Unlike other provinces, British Columbia doesn’t have legislation in place to address pay disparity between genders. However, paying an employee less solely because of their gender is considered discrimination under human rights legislation.
The Ontario Pay Equity Act requires employers to give women and men equal pay for work of equal value. Employers may pay women and men differently for work of equal value if the employer has an established seniority system, merit system, or measures the quality or quantity of the work completed.
The Manitoba Pay Equity Act requires employers to pay women and men equal pay for work of equal value based on skill, effort, responsibility, and working conditions.
Similar to British Columbia, Saskatchewan hasn’t implemented equal pay legislation. However, the Saskatchewan Human Rights Code prevents employers from paying women and men differently based on their gender. Employers may pay women and men differently based on seniority or productivity measures.
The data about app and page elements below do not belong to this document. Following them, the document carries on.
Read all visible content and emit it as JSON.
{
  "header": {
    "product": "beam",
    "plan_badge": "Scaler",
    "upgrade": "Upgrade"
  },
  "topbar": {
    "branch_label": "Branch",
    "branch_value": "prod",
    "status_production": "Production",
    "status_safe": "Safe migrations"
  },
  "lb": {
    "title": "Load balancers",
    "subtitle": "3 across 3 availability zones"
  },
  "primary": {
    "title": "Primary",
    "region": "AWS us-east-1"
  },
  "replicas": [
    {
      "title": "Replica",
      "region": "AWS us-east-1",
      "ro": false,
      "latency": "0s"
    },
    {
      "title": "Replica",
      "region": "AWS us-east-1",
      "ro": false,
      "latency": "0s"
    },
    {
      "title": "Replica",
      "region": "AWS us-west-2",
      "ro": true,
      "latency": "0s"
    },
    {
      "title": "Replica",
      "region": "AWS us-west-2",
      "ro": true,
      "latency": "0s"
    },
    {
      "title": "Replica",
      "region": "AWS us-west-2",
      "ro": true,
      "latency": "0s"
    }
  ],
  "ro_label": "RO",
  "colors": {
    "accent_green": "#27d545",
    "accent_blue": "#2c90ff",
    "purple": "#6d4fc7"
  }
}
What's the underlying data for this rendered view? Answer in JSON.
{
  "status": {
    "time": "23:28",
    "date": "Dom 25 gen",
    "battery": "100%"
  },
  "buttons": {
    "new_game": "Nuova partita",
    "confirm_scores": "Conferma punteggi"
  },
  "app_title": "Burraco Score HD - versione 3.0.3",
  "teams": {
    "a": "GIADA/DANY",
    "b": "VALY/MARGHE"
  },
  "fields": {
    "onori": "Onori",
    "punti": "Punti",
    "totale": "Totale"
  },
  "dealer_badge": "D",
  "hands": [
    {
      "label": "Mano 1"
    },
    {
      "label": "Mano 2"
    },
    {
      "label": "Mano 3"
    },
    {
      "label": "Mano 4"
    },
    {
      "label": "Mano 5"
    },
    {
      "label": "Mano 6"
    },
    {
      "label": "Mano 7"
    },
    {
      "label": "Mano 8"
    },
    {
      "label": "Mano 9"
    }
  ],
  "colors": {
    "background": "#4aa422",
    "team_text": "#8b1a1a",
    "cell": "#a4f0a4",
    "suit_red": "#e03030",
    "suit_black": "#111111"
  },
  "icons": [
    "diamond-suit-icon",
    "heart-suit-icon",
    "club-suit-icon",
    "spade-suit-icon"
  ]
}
In New Brunswick, the Employment Standards Act prohibits employers from wage discrimination based on sex for work that is performed in the same establishment, or that is substantially the same in nature, requires the same effort, skills, and responsibilities, or that is is performed under similar working conditions.
The Nova Scotia Pay Equity Act bars employers from paying employees less than others for doing similar work. Employers may still pay employees different wages if there is an established seniority or merit system, or measures in place that monitor the employee’s quantity or quality of work.
Newfoundland & Labrador
While Newfoundland & Labrador is in the process of passing pay equity and pay transparency legislation for the public sector, there is currently no pay equity legislation for most employers. However, employers must not pay employees differently based on a protected characteristic under human rights legislation.
How can we eliminate wage discrimination in the workplace?
Eliminating wage discrimination in the workplace is a crucial step towards creating an inclusive and discrimination-free environment, in accordance with human rights and pay equity legislation. Here are some actionable tips that businesses can implement to prevent and eliminate wage discrimination:
Understand the law
Ensure that you are familiar with the applicable laws surrounding equal pay, to avoid unintentionally perpetuating wage discrimination.
Implement anti-discrimination policies
Implement policies that prohibit discrimination and protect employees from being paid differently based on protected grounds under human rights legislation.
Base compensation decisions on objective criteria
Use objective criteria, such as skills, education, and experience, to determine an employee’s compensation. Avoid considering factors such as gender, race, age, or other protected grounds when determining wages.
Train and educate managers
Managers are often responsible for making compensation decisions, so it is important to train and educate them on how to handle raised requests. Managers should base their decisions on an employee’s performance, rather than personal feelings or biases.
By implementing these strategies, businesses can create an inclusive workplace, free from wage discrimination.
Do you need help drafting policies that combat wage discrimination?
During the wage assessment process, it is essential to maintain objectivity and avoid any biases or personal preferences. If you require assistance in developing strategies for assessing wages or implementing transparent policies on wages for your employees, Peninsula’s services can provide quality advice on any employment-related issues. To learn more about how our services can benefit your business, call an expert today at (1) 833 247-3652.